Pat Edwards is a Research Support Technician in the Structural Studies Division at the MRC Laboratory of Molecular Biology (LMB) in Cambridge. She spoke to The Long+Short about her job.
Pat Edwards (Image copyright: Chris Tate)
I suppose I am an archetypal technician. We have a lot of new people just trying to work out what’s going on, so I’m a knowledge base for a lot of the things, the methods and technologies, which go on in the lab.
We do structural biology of membrane proteins, which has huge implications for medicine. I do anything from expressing those proteins, to purification and crystallisation. I work with my boss and a postdoc on a project that will change depending on who that is. My work is acknowledged and I am always on the papers that result from it.
My background is an applied biology degree. I was interested in doing science, but not in doing a PhD – I’m not very good at studying, but I’m a very practical person. My first job was actually here in the LMB, and I guess I really learnt the trade, if you could call it that, in the lab – which is really the more practical side of science. Read more
Christmas decoration? Modern art? Anything to do with science at all?

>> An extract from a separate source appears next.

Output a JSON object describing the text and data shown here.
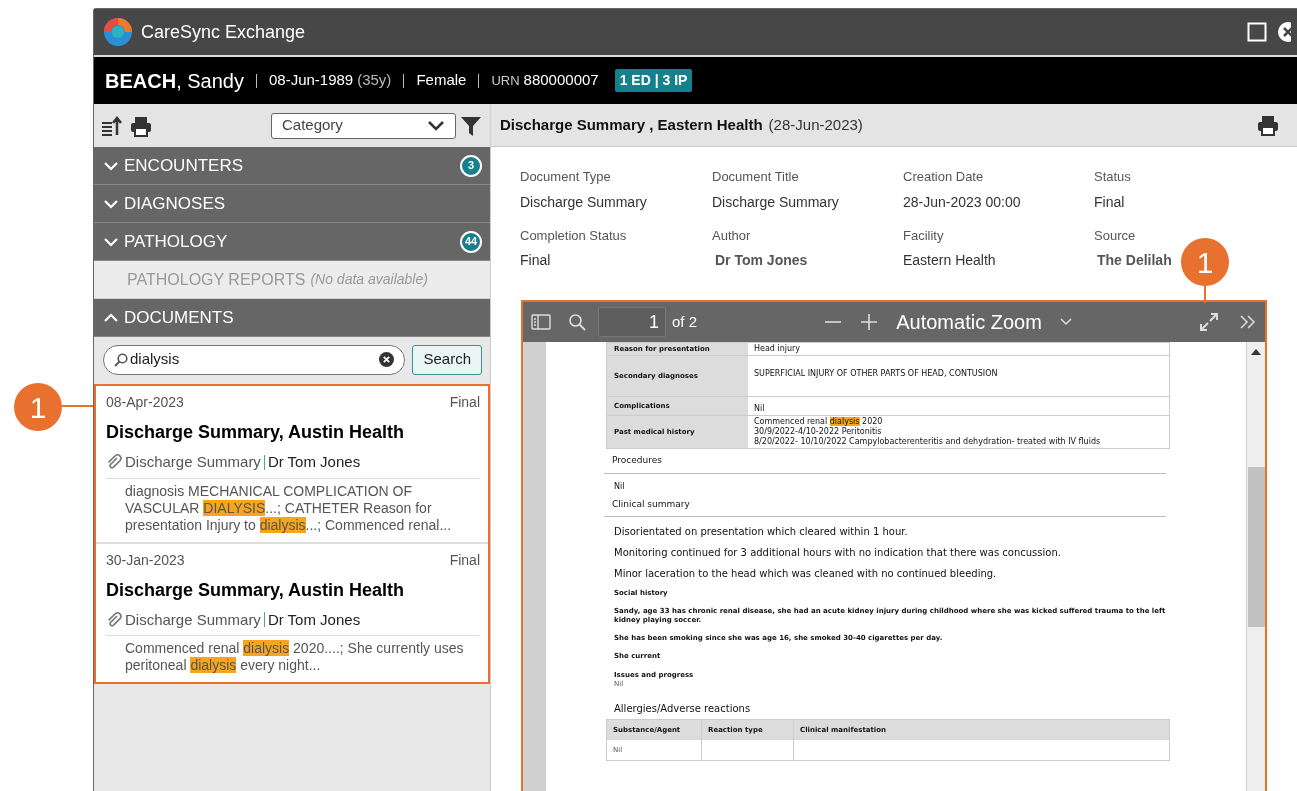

Of course it is. As well as being pretty to look at, this little grid full of holes could have a big impact on microscopy. Dr Chris Russo, a researcher at the MRC Laboratory of Molecular Biology (MRC LMB) and the person who took the photo, explains more.
It might look like something you should hang on your wall, but this picture is actually a close-up of a tiny gold device that could allow researchers to unravel the details of how the complex biological machines inside cells work.
Working with Dr Lori Passmore, I have used this ‘grid’, which costs just a few pounds to make, to almost double the image quality of a multi-million pound electron microscope.
We then used it to determine the structure of a protein called ferritin, a small protein cage which stores the iron that cells need to function, and a particularly tough structure to determine. Read more
Every year scientists and policymakers pair up and shadow each other as part of the Royal Society’s Pairing Scheme. Two MRC researchers have recently completed a ‘Week in Westminster’. Here Dr Angela Attwood, a research fellow at the MRC Integrative Epidemiology Unit at the University of Bristol, found that it’s the librarians, clerks and advisors who are the key contacts in Westminster. In a separate post, Dr Helen Chappell finds that Parliament is crying out for research findings.
Andrew Miller MP addresses pairing scheme participants (Image copyright: The Royal Society)
In recent years, the UK government has been strongly advocating evidence-based policy making informed by cutting edge scientific research.
As a psychologist I can identify how my findings may inform policy, but identifying ways to get my findings to policy-makers is much more challenging. This was one of the main reasons why I chose to take part in the pairing scheme.
Every scientist who takes part in the scheme is paired with an MP or civil servant, and half of the week spent in Westminster allows time for shadowing. I was paired with liberal democrat MP Stephen Williams, who is also the Parliamentary Under Secretary of State for Communities and Local Government and a fellow (adopted) Bristolian. Read more